- [WHAT TO DO] Using the data below, show every line where the word "SalesOrderDetail" occurs.

- [RECORDS SHOWN]
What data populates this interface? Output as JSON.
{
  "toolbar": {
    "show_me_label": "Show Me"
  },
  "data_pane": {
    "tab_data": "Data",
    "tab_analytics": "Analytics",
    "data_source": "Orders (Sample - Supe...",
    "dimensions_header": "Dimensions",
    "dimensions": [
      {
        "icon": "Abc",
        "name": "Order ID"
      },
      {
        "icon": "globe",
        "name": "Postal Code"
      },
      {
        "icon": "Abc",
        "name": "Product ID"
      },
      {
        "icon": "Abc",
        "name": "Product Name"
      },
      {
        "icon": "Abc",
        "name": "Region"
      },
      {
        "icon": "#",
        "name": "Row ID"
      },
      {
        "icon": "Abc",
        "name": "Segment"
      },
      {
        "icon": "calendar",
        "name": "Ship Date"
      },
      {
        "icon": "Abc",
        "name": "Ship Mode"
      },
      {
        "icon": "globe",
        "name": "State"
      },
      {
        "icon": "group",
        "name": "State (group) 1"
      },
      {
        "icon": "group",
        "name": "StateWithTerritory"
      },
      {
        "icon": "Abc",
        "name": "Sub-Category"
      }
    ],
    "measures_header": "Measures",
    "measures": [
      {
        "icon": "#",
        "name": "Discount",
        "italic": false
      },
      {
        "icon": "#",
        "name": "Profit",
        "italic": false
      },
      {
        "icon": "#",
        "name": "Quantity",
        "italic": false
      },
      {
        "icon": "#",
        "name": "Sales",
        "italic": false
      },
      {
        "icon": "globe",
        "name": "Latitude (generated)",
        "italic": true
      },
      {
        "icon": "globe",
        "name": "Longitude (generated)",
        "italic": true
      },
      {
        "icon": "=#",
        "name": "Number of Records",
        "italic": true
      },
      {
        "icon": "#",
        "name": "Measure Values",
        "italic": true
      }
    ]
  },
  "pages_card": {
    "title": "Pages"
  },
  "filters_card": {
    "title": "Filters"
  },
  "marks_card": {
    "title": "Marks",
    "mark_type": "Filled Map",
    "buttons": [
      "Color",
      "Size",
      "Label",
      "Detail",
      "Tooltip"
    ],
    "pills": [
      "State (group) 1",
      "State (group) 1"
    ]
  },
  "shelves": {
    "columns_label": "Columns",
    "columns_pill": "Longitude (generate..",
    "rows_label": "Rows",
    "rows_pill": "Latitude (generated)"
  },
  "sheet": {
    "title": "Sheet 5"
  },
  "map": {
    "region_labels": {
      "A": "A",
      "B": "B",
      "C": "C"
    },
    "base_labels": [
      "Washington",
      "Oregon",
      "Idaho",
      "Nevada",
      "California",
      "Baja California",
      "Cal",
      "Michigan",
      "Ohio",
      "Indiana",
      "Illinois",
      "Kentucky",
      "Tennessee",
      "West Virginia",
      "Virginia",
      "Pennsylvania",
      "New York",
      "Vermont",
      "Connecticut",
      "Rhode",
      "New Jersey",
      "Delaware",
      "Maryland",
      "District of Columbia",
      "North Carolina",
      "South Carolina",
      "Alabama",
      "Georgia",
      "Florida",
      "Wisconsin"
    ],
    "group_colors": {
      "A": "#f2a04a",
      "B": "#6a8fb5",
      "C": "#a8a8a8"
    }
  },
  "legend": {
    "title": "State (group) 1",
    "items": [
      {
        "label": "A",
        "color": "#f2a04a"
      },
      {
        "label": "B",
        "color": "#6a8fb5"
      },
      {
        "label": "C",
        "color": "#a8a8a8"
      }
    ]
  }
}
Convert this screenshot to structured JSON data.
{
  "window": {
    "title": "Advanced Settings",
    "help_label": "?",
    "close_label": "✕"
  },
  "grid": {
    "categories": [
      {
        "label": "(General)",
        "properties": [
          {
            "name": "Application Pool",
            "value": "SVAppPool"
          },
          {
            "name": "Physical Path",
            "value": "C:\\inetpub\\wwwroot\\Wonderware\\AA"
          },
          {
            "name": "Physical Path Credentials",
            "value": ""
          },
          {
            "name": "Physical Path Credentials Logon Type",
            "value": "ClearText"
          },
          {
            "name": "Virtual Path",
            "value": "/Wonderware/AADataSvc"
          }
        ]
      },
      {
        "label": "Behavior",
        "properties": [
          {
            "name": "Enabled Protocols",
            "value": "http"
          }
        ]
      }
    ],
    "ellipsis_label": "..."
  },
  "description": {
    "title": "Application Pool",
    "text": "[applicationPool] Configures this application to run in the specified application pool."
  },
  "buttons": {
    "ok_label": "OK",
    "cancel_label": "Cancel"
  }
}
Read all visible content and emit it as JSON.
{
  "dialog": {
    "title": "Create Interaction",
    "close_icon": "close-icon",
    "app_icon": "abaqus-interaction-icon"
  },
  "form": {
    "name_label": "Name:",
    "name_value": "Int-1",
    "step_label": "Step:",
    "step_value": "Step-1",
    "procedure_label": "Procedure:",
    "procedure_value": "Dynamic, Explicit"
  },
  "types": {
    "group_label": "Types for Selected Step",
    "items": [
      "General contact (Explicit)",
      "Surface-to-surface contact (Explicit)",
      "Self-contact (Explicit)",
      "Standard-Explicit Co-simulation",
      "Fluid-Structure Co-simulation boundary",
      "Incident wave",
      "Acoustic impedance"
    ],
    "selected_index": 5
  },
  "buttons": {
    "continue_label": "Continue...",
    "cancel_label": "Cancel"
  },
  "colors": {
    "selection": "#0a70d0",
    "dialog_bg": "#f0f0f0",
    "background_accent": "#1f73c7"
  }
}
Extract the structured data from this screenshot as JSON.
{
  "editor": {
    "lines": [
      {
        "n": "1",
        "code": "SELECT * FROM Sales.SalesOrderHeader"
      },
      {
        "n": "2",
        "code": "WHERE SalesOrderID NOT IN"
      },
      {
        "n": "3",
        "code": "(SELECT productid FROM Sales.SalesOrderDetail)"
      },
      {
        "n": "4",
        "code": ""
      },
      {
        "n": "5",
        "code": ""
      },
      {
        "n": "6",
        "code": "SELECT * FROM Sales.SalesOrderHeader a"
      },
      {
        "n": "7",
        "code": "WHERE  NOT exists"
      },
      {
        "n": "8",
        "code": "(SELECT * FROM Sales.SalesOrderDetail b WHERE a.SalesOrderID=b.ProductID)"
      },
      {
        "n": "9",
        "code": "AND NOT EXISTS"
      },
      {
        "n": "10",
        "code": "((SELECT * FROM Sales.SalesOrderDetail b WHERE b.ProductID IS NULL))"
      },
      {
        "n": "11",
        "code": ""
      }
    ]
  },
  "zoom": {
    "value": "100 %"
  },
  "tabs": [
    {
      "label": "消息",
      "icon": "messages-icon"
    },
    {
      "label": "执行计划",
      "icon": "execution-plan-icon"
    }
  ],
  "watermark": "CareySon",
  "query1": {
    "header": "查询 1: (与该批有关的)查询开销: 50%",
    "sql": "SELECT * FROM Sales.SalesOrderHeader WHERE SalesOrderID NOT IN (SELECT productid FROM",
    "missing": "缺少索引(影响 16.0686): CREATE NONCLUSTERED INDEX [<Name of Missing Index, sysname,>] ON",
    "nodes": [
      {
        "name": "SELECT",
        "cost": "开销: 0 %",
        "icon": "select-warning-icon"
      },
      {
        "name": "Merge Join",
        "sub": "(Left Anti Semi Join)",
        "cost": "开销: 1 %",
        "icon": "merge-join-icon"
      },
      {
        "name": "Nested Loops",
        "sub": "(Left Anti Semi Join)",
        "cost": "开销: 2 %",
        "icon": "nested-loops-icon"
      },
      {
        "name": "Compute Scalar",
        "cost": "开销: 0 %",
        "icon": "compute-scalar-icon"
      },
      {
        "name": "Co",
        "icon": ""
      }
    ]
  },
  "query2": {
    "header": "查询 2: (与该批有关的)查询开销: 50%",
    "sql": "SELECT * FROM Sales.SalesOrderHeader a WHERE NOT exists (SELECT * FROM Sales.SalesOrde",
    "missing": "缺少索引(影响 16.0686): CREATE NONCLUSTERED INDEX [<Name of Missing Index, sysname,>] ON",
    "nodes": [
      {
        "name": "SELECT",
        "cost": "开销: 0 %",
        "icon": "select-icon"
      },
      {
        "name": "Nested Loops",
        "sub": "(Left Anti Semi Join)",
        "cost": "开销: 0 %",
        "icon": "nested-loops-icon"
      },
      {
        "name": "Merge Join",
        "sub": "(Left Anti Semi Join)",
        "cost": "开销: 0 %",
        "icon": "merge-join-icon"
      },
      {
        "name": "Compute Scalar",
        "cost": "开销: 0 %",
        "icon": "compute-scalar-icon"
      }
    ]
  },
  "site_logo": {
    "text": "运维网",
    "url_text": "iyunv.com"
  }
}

- [COMPLETED TASK]
        "code": "(SELECT productid FROM Sales.SalesOrderDetail)"
        "code": "(SELECT * FROM Sales.SalesOrderDetail b WHERE a.SalesOrderID=b.ProductID)"
        "code": "((SELECT * FROM Sales.SalesOrderDetail b WHERE b.ProductID IS NULL))"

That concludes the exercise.